I began with the tote, as this is the heart of every saw. To start, I enlarged the image from the ‘Key’ on a photocopier until the tote grip measured 3 and ½ inches between the horns. This is a roughly standard measurement on backsaws. My intent was not to simply copy the tote, but re-draft it with a bit of creative license to ensure its functionality and balance. You can see where I adjusted certain elements…
From here it was a simple process of adhering the pattern to an appropriate piece of quarter-sawn Beech and roughing it out on a bandsaw. I used stock of just under an inch thick, as this is a fairly standard dimension.
Next, I turned my attention to the back. The first couple of years that I stared at the ‘Key’ I was so focused on the taper of the saw blade, that I never even noticed the taper on the back. You will see that the back appears to taper from its tallest at the tote down towards the toe, where it is roughly 10 or 20 percent shorter. This would turn out to be a major element in the wonderful function of the saw, and I’m glad a fellow saw maker pointed it out to me. I decided to use a ¾ inch tall brass back and tapered it down to roughly 5/8ths of an inch at the toe. This was done with a hacksaw and files….a very laborious process!
Finally, I laid out the pattern for the saw plate, or blade, as it is also called. Again, just as with the back, it was crucial to get the proportions of the tapering in height, called ‘cant’, just right. I tapered the height of the blade from roughly 3 inches at the heel down to 2 and ½ inches at the toe.
After completing construction of the saw using traditional brass split saw nuts and polishing all of the parts, I turned my attention to the teeth. I decided to file the saw with a hybrid tooth pattern having 10 degrees of rake and 10 degrees of fleam. This allows the teeth to cut both with the grain for ripping and across the grain for cross-cutting. The teeth are spaced 14 points to the inch.
It took about two months of drafting, roughing out, shaping, refining and filing to create my first prototype of the carcase saw. Finishing it was a spectacular moment…anticipation, excitement and pure joy when I ran it through wood for the first time. Not only was I not disappointed with the results, I was blown away. The saw functioned with a refinement and precision that I could have never imagined. The tapering of the saw plate, coupled with the tapering of the brass back serve to lighten the saw as it progresses towards the toe. This lightening puts the mass of the tool more towards the heel and the tote. Much like a mid- or rear-engine sports car, this shifts the mass back towards your hand in the tote, so that in use it feels more connected to your hand and your arm.
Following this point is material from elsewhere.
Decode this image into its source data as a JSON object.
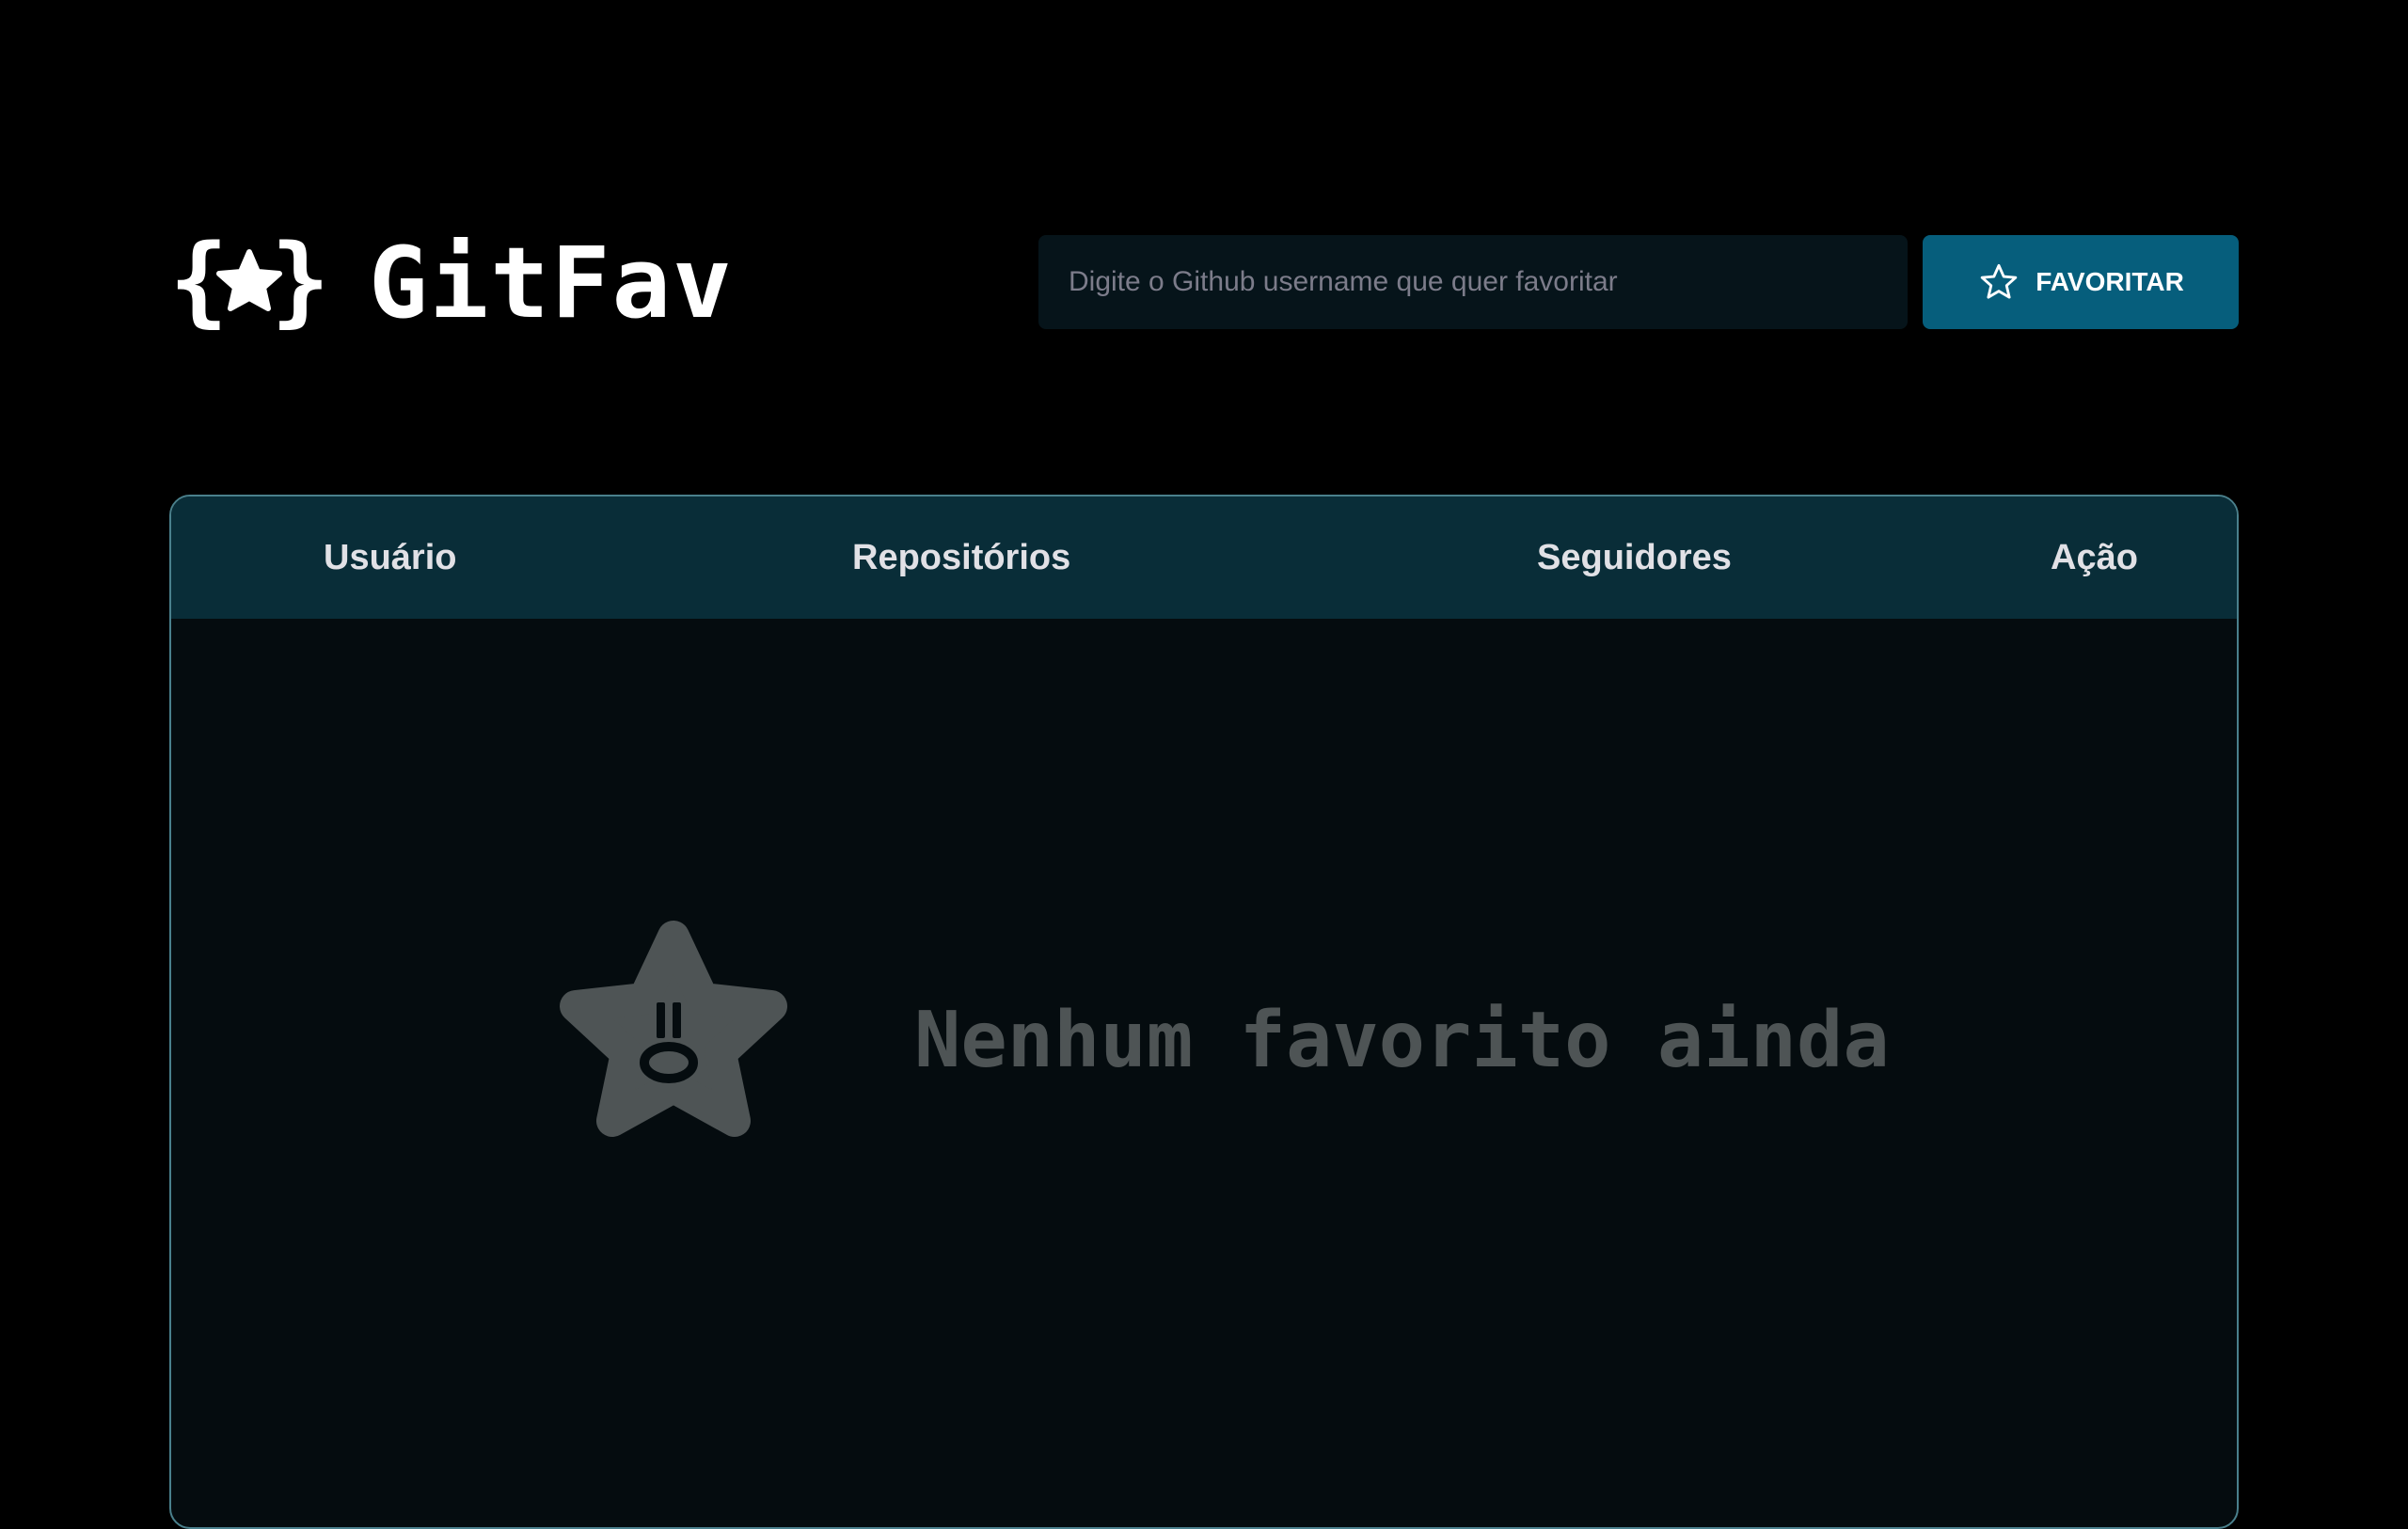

The result is that the saw feels like an extension of yourself. As such, it is more responsive, requires less conscious effort to push, and it much easier to track accurately.
Besides this taper, the cant of the saw tote is also unique. Most later and now more popular saws feature a hang more in the neighborhood of 35 degrees. This saw features a hang of about 20 degrees. This puts the thrust more behind the teeth in stead of above them. So instead of pushing them down into the work (which mostly frustrates the sawyer and disrupts accuracy) it pushes them forward and lets the weight of the saw create the necessary downward force to cut. This makes the saw smoother, more naturally accurate, and easier to use in general.
Without a doubt, the results of this experiment have been astounding. I have discovered a form of tool that I find superior in every way to the more common saws of later American makers. The only conundrum I find remaining is which saw from the ‘Key’ should I build next?
-Matt Cianci, The SawWright